__TASK ITEM__
Copy every line from the material below that holds "Variable".

__DATA FOR THE TASK__
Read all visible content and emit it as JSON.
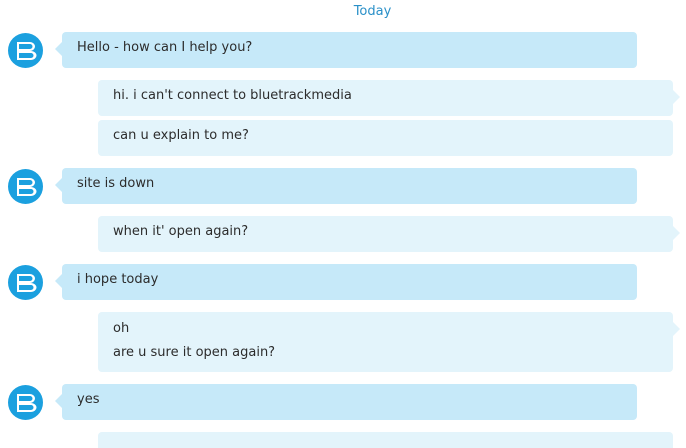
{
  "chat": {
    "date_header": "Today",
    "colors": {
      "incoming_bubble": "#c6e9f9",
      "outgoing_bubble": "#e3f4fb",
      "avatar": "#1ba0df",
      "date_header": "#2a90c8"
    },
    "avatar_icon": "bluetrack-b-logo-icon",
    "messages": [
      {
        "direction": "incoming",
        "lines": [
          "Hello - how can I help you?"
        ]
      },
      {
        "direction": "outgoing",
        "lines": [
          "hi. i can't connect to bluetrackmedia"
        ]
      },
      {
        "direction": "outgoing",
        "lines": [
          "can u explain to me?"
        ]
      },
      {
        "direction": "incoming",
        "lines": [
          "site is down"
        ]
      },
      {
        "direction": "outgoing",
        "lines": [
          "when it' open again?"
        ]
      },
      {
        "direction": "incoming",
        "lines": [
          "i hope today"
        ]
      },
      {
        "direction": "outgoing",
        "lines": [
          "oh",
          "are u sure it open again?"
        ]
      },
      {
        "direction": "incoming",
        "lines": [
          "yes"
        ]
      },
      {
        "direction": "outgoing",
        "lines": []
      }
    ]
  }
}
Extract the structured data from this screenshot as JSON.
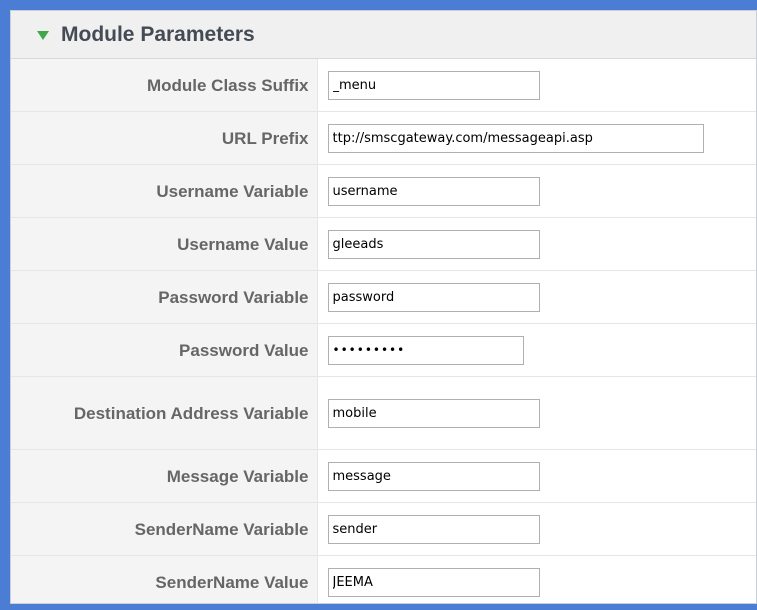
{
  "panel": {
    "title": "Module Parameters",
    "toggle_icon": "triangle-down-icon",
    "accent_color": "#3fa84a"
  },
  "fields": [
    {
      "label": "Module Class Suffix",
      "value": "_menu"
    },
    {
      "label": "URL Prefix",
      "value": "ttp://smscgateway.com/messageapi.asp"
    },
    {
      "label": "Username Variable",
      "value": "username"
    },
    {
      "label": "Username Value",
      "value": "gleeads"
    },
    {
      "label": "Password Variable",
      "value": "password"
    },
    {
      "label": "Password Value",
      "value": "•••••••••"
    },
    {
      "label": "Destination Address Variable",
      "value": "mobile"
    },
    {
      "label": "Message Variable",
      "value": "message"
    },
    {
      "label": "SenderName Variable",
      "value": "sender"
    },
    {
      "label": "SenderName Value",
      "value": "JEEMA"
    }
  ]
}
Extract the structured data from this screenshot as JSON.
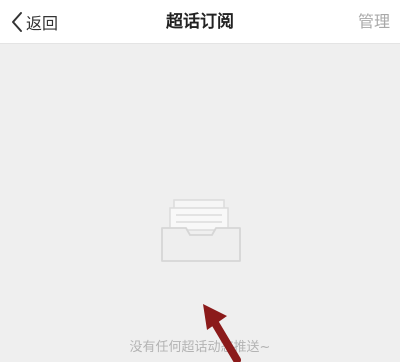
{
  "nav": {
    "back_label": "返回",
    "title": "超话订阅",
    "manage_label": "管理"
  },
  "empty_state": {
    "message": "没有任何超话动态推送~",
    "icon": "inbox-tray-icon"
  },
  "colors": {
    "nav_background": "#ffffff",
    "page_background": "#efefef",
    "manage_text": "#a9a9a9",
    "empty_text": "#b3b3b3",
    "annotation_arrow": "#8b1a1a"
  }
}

__ANSWER BELOW__
      "label": "Username Variable",
      "label": "Password Variable",
      "label": "Destination Address Variable",
      "label": "Message Variable",
      "label": "SenderName Variable",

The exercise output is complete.